## TASK REQUIREMENTS:
Every line below that carries the word "Cylinder" needs to be copied.

(Data records for software interfaces)

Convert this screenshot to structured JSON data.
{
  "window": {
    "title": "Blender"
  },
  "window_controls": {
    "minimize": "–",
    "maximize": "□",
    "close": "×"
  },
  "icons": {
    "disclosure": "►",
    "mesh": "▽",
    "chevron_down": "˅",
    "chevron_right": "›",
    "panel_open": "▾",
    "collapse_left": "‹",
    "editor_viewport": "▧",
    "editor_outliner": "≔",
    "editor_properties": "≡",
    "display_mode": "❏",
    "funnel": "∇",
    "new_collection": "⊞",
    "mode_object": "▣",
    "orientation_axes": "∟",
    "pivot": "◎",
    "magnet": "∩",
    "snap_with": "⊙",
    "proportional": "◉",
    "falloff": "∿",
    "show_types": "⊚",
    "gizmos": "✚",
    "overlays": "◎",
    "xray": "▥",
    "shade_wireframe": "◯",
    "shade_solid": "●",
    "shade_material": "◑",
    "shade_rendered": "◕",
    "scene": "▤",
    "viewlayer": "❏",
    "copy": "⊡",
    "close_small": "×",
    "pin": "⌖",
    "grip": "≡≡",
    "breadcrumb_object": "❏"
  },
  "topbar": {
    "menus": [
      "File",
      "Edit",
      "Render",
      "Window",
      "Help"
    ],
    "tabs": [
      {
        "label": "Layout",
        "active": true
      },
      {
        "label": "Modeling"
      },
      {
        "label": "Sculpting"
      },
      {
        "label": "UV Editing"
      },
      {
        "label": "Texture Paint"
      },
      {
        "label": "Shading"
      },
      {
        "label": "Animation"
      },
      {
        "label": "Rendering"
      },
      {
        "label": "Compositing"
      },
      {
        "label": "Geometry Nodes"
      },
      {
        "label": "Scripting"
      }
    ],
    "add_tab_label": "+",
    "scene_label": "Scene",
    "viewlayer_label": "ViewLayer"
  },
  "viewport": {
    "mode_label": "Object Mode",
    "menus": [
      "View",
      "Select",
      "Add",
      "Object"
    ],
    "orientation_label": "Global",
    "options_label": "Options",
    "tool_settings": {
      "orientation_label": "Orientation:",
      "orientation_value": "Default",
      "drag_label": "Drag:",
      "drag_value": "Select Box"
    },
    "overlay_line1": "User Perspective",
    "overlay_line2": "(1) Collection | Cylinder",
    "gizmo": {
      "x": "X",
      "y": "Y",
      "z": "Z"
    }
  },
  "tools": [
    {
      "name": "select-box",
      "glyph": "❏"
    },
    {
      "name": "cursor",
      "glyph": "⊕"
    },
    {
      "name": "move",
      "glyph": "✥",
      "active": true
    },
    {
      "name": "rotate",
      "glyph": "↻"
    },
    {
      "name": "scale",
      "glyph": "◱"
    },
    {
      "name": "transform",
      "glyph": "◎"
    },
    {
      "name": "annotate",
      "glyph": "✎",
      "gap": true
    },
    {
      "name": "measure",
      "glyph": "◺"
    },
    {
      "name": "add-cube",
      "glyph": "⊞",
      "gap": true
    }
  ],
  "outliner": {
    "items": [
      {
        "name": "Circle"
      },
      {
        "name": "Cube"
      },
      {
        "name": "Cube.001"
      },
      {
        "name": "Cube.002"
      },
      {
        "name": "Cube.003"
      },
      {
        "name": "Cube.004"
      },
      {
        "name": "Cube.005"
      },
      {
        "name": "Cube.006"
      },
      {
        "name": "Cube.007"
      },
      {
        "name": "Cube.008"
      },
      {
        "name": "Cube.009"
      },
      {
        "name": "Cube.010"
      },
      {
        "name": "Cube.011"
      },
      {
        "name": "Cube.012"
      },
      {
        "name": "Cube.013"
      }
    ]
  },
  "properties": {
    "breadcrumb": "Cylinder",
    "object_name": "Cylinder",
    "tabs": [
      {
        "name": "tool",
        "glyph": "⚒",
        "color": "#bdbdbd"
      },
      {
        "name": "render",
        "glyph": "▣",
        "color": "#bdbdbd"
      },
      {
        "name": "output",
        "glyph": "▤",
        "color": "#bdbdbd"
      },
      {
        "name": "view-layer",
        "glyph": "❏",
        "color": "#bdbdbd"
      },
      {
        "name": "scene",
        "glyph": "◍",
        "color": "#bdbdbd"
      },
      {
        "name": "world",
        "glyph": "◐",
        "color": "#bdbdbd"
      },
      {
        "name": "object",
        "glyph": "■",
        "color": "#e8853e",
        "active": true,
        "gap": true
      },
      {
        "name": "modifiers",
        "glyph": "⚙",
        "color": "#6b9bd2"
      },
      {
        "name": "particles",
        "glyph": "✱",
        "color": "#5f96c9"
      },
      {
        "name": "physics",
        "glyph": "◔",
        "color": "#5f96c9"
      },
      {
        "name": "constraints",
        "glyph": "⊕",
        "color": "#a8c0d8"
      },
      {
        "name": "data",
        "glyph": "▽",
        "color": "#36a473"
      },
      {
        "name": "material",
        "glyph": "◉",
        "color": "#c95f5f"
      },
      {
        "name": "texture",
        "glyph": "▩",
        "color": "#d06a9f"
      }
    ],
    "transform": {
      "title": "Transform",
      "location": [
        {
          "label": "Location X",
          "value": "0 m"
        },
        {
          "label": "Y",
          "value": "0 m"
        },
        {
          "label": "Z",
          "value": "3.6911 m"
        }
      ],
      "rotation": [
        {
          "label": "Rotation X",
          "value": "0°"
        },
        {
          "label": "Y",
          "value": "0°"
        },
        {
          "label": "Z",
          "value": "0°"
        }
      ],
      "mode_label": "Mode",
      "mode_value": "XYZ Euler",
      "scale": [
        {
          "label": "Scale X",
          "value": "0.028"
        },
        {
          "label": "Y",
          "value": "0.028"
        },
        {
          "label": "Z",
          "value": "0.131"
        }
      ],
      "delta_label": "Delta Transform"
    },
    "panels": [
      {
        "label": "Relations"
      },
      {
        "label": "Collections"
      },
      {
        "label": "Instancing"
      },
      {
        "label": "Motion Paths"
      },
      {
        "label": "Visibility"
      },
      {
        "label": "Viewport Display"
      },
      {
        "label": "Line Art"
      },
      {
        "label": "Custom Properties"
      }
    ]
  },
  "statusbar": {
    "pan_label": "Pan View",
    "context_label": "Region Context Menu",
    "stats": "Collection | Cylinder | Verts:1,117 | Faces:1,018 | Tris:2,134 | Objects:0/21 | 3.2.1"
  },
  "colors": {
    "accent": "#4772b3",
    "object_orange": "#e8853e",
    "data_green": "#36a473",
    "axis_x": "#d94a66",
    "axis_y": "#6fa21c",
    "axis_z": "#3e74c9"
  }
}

## EXERCISE ANSWER:
    "overlay_line2": "(1) Collection | Cylinder",
    "breadcrumb": "Cylinder",
    "object_name": "Cylinder",
    "stats": "Collection | Cylinder | Verts:1,117 | Faces:1,018 | Tris:2,134 | Objects:0/21 | 3.2.1"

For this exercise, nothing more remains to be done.